Packaging design has always been pivotal to the success of consumer goods. But the last few years have seen significant changes in the way packaging is used to convey brand messages.
Packaging generally conveys the first impression of a product and gives the brand an identity. Consumers want to feel that the packaging caters to their lifestyle. The form this lifestyle takes can change rapidly and is no longer as static as it used to be. Climate awareness, health and wellness, sustainability, New Work, knowledge culture and connectivity are the current defining trends, says packaging designer Roman Klis. At FACHPACK, the founder of brand strategy and design agency Klis talked about the future of brands and design and altered consumer behaviours. He believes there will be huge momentum due to the purchasing habits of Generation Z, i.e., people born between 1997 and 2012, because baby boomers and Generation X would also orient themselves to the behaviour of Gen Z. According to Klis, this is tantamount to a historic change that has not happened in the preceding generations. As a result, trends will become
apparent on the market much faster, and manufacturers will need to respond to them quickly and agilely. Generation Z is developing its own preferences, which are similar across the world. A brand design that is popular in the Middle East will therefore also appeal to European and American consumers. This is due above all to social media like Instagram, the effect of which is that affinities and lifestyles are becoming increasingly similar worldwide.
Lifestyle brands therefore need to speak a different language and align themselves to young consumers to reach older consumers as well. One example given by Klis is the launch of Teekanne Organic Teas.

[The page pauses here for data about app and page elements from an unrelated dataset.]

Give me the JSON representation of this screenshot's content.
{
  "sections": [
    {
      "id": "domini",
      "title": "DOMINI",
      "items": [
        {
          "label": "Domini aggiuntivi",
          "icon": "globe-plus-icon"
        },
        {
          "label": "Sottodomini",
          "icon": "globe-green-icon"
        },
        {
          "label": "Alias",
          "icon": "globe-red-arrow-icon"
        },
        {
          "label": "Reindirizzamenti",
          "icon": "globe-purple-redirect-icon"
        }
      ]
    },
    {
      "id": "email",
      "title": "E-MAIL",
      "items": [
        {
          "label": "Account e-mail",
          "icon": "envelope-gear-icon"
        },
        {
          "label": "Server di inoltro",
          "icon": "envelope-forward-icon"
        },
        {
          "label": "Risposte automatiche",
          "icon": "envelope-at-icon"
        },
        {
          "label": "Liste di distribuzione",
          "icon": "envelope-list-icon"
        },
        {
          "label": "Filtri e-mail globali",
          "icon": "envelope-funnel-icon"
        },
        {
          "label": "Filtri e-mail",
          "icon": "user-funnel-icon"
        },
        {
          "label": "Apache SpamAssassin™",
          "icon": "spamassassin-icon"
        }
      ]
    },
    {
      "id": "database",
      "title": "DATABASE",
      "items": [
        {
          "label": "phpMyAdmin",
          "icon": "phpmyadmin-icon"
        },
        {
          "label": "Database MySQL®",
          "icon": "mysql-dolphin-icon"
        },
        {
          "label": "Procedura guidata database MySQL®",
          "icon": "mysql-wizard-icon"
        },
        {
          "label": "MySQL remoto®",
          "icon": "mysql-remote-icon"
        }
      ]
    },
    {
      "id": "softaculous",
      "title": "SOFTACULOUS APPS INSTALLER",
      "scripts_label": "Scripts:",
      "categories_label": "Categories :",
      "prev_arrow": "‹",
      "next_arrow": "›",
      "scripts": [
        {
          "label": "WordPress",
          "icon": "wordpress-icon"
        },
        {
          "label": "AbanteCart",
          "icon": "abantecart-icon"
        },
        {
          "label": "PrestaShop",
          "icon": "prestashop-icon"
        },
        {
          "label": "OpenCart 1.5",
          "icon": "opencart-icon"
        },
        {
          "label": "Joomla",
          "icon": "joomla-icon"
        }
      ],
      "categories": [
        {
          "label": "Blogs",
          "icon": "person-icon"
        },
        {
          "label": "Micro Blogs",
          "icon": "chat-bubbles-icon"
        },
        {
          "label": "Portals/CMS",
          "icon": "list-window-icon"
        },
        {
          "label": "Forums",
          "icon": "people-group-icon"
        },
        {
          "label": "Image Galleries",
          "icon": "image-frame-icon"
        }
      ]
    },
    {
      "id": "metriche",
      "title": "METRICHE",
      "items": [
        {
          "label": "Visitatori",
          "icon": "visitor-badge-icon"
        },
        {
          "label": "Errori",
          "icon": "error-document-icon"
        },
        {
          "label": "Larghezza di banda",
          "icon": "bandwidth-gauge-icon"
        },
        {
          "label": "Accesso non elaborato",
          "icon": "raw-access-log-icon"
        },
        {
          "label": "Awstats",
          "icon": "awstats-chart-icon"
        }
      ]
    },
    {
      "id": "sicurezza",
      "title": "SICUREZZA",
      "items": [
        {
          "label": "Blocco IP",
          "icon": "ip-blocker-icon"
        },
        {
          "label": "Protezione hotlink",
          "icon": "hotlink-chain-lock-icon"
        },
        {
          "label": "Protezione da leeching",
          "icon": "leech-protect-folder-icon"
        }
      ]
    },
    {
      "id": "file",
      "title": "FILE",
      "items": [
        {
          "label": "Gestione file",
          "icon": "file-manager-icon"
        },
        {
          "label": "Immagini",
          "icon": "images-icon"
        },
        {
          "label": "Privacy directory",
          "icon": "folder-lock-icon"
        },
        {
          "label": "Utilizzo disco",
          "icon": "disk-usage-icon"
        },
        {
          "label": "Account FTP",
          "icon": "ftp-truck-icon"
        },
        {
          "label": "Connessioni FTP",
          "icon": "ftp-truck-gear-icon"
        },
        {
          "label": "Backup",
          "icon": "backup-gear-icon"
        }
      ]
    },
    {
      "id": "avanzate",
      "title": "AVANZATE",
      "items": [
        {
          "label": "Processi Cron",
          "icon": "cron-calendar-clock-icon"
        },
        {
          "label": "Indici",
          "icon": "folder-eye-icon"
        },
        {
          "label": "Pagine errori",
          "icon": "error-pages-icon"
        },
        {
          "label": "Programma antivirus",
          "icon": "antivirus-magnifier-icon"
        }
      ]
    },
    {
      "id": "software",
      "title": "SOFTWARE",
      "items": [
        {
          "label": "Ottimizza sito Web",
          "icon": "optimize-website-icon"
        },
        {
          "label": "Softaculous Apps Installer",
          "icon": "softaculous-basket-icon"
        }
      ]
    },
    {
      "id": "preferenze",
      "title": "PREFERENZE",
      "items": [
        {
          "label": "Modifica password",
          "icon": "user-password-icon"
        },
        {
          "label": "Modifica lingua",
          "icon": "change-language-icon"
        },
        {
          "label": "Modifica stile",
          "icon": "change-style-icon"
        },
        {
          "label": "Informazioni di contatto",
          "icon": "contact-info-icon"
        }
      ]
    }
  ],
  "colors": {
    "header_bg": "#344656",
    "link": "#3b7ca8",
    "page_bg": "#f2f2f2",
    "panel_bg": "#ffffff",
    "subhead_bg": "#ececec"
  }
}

Previously, the company had lost market shares with the traditional design of its organic teas. Thanks to a new packaging design featuring matt, natural-looking surfaces and a “hippie look”, the new pack appeals to the taste of Generation YZ. However, baby boomers and Gen X are also important purchasers, accounting for over 50 percent. Klis describes these kinds of designs as non-verbal key visuals that convey the brand message immediately. These key elements work equally well in the online and bricks-and-mortar retail environments. However, messages like sustainability, climate protection and health need to be credible and authentic. Conversely, insincere claims very quickly fall flat in social media and at a global level, says the packaging
How the pandemic is changing lifestyle trends
The coronavirus pandemic has also had a global impact on people’s purchasing behaviours over the last few years. Global lifestyle trends like regional sourcing, sustainability, online retail and health-driven consumption have accelerated further as a result. B+P Consultants advise that companies must therefore adapt particularly the design aspects and functionalities of packaging to these new circumstances. In the coronavirus era, consumers are generally purchasing more consciously with an increased focus on regionality and sustainability. The trend towards locally produced goods made with ingredients purchased locally can be observed worldwide, say the consultants. Less surprising is the increase in health awareness, a strong driver for purchasing decisions. This trend already existed but has intensified further, according to B+P.